Donations are welcome. Contact the Simcoe County Museum at 705-728-3721.
Lots of talk of celebrating 150 years; nice to see a Barrie Advance article covering action to preserve the methods of co-operation:
First Nation, Métis, and Inuit students learn about canoe-building at Springwater Park
A group of First Nation, Métis, and Inuit secondary students from Barrie, Midland, and Beausoleil First Nation got a chance to build a traditional birch bark canoe at Springwater Provincial Park over the course of a week.
The students spent four days at the provincial park learning from local artist and Haudenosaunee carver Josy Thomas about building a birch bark canoe, a practice that is being more and more uncommon.

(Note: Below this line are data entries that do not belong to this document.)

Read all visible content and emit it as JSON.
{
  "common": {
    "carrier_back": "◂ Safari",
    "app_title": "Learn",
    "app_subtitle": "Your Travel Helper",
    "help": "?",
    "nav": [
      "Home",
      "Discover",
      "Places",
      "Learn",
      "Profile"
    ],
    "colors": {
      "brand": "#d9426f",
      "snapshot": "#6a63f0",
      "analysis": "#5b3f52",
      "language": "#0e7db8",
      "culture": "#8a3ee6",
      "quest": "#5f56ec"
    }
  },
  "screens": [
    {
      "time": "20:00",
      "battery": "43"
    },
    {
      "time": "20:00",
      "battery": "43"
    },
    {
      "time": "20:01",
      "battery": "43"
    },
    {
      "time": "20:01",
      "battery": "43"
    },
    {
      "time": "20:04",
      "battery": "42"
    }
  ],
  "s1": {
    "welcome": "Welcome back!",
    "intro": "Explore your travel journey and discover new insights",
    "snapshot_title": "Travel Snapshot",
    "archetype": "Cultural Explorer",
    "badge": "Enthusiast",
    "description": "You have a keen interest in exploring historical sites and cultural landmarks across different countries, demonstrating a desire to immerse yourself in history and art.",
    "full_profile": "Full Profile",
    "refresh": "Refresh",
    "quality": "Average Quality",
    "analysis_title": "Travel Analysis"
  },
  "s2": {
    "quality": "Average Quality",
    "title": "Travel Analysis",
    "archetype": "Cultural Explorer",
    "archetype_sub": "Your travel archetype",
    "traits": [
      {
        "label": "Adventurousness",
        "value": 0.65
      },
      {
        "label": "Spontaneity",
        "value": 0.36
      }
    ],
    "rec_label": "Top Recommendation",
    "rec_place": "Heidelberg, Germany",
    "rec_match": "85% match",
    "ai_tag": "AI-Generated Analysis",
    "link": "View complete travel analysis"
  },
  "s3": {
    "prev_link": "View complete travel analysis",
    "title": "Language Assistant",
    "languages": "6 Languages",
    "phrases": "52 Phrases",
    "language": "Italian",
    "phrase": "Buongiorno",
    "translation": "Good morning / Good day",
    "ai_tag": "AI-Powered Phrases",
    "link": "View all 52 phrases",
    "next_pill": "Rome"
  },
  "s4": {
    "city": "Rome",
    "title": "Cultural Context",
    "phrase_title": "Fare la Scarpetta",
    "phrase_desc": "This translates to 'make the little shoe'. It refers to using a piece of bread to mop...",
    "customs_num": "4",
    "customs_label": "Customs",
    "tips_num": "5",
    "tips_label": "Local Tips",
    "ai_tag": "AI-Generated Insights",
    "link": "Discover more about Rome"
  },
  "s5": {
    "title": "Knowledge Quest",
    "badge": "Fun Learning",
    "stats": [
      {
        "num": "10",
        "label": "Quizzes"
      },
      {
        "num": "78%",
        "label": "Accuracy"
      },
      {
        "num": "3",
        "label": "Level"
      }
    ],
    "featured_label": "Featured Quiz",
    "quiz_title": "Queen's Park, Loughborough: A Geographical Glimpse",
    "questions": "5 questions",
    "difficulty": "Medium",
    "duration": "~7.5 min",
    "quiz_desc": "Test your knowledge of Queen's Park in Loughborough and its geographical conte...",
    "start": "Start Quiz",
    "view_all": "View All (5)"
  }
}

Zak Hajjaoui, a First Nation, Métis, and Intuit student advisor at the Simcoe County District School Board, helped organize the canoe-building project.
“We’re trying to hold on to as much culture as we can,” he said. “The more we hold onto the knowledge, the more we know who we are as a people.”
Most canoe builds like the one the students worked on take two to three weeks. They’re doing it in four days.
It’s no easy task.
“You appreciate how much work our people put in back in the day,” said Shanice Costain, a Grade 11 student from Barrie North Collegiate Institute.
Students said they enjoyed being outside, the hands-on aspect of the build, and meeting new people.
“It’s a chance for me to learn some leadership skills and it’s a chance for me to learn more about who I am,” said Justin Kennedy, a Grade 10 Georgian Bay District Secondary School student.
Thomas, the canoe builder, said the first canoe he ever built was with his grandfather when he was about 12 years old, and he has been building them ever since.
The most important thing he learned building his first canoe?
“Patience,” he said. “The whole entire canoe is just patience.”
He says making a canoe feels good and brings people together.
“I think its important for them to do it because it’s a dying trade,” he said of the students, noting that he knows of only eight other canoe builders in Canada who still make the traditional birch bark canoes. “That’s quite limited. If it’s not carried on, it’s going to disappear.”
Once completed, the plan is to use the canoe for outdoor education at the Simcoe County District School Board.
Dr. John Bacher is an award-winning environmental author, speaker and consultant.
Elder Beaton says he should be listened to about unnecessary deforestation in parks.
St. Catharines Standard
April 12, 2017
Bacher knows his trees
Letters to the editor
Danny Beaton, Turtle Clan Mohawk Nation
I’ve been Dr John Bacher’s friend and co-worker for 30 years promoting environmental education and environmental protection.
We were honoured in June 2016 when Bacher was asked by Huron County to serve as an expert in a clear-cutting case and the county’s tree-protection bylaw. Bacher is also known throughout Simcoe and Dufferin counties by farmers and environmentalists for his knowledge. He is respected throughout Ontario by Maude Barlow and Elizabeth May, leaders of Council of Canadians and the Green Party of Canada for his wisdom and endless work for Mother Earth.
Bacher has been a leader for Preservation of Agricultural Lands Society for 30 years or longer. The list goes on and on for his love and energy in defending Niagara from misguided developers.
His book Two Billion Trees and Counting: The Legacy of Edmund Zavitz — Zavitz held the position of chief forester of Ontario, deputy minister of forests and director of reforestation — is a masterpiece.
When Standard reporter Karena Walter wrote her recent story regarding Centennial Park tree-cutting, quoting Bacher as saying the trees were native species, were not invasive and were a mix of ages including some very young trees, he should be listened to.
Some of the trees were providing shade for an intermittent stream. He said the trees in Centennial Park are in forested parkland which is large enough to provide habitat for wildlife like wild turkeys and the great blue heron.
The city should leave part of the park as a natural forest. The Manitoba maples, willows and poplars are being cut down as a preventive measure.
Who do you believe when Bacher says this is wrong as the animals, birds, insects and plants need this forest?
Please help Bacher protect the farmland and forests before all are killed.
Download a pdf here.